Research finds that around 63% of riders combine shared e-scooter trips with public transport. Indeed, shared mobility services can act as a feeder network for high-capacity public transport such as metro or rail lines. That makes mass transit more accessible and can encourage the use of public transport – the most sustainable and efficient way to travel.
“Our data shows that half of all journeys for the free-floating bike sharing scheme start at or stop near train and underground stations.”
Many of the challenges that cities and towns face today are a result of an overdependence of cars. To address this issue, shared mobility services and public transport can work together to provide alternatives to the car. As well, it’s important that cities allocate more space to walking, cycling, public transport, and shared mobility. All in all, this will create quieter, cleaner cities with less congestion.
The old way of doing things simply doesn’t cut it anymore. Instead of having each mode of transport run separately, they need to work together. However, some significant challenges lie ahead, which public-private partnerships have the power to face.
That’s tangible and digital. It has to be easier to plan, route, and book multimodal travel. To be sure, the easier it is to use shared transportation at the same time as public transport, the more people will choose it. On the other hand, people will pick their private car if they are asked to navigate multiple mobile apps and badly designed modal transfers.
“It is important to understand that every trip does not start at a station, but often on a smartphone or a laptop.”
To maximise the benefits of shared mobility services, cities and towns must work with private operators and integrate them with public transport. That way we can limit inefficiencies, reduce negative outcomes, and develop a holistic mobility strategy that minimises car use.
Profitability & sustainable revenue models
So far, shared mobility services have grown fast by emphasising market share over profit. Indeed, only in 2022 did the first micromobility company experience a full profitable year. But the sector cannot rely only on venture capital to sustain itself in the long-term, nor can it raise prices so high that private cars are the cheaper option.
Fortunately, shared transportation can generate much of its own revenue through fares, more so than traditional public transport in fact. This is called user income coverage, in other words, how much revenue users bring in compared to the cost of operations. That means shared mobility solutions are less likely to rely on public money to operate. But to cover the shortfall, sustainable solutions need to be established, as mentioned by mobility expert Benoit Beroud.
“The user income coverage is around 30 to 40% for public transport. A current study of six services in Brussels finds that user income coverage for shared bikes is between 40 and 50% of the cost.”
Policy incentives; better and more informed regulation
Local authorities in cities and towns have many tools to boost the uptake of shared mobility solutions.

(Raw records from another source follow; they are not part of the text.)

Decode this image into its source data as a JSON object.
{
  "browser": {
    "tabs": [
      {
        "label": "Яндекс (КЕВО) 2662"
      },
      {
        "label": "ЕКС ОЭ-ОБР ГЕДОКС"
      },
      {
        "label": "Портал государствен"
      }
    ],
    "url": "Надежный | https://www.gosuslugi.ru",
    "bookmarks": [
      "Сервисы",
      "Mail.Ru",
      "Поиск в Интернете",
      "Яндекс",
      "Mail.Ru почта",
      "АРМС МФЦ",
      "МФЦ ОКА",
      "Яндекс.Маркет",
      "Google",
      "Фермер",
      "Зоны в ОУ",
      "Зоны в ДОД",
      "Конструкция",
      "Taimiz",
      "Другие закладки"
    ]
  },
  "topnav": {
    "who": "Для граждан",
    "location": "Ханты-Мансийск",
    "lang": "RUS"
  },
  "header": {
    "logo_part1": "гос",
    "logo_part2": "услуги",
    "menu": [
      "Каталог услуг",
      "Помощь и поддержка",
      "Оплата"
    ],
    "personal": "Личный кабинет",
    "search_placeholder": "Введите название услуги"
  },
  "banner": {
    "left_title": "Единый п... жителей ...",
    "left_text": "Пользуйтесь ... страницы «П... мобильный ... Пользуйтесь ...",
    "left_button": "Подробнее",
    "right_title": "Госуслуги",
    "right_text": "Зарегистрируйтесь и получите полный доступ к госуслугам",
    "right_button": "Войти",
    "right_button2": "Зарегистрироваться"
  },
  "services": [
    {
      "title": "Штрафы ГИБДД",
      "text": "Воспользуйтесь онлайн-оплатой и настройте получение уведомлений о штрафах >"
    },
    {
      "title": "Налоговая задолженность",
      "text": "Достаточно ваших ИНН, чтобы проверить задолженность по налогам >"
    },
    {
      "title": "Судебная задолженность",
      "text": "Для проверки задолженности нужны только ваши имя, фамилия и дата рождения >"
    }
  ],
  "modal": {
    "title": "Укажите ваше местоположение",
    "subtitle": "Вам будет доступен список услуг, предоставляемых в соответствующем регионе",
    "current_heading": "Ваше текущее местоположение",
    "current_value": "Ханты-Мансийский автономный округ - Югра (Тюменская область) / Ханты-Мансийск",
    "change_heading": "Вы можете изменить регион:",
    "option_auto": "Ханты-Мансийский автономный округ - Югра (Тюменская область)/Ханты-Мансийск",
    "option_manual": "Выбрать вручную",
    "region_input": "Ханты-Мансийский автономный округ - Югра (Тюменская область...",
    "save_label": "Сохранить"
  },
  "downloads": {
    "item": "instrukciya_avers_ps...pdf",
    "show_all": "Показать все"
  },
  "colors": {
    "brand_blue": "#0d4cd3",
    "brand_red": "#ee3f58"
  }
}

The obvious is building infrastructure, like separated bike lines and docking stations by key mobility hubs. But this also includes smaller policy incentives, like free parking for car sharing vehicles, dedicated lanes for carpooling vehicles, as well as congestion/peak time charges on private vehicles, just to name a few.
All in all, the path to improved mobility requires informed and empowered local authorities that define and act on the most effective policies. To contribute to better policymaking, shared transportation companies can share their useful data and knowledge.
Things are changing fast in mobility. The next few years will see some game-changing innovations, as well as tough challenges. For authorities, the key issue is how to build cleaner, better cities with less congestion, and how shared mobility can contribute to that. But for ordinary citizens, the story stays the same – how to get from A to B in a fast, convenient way.
Will both parties get what they want?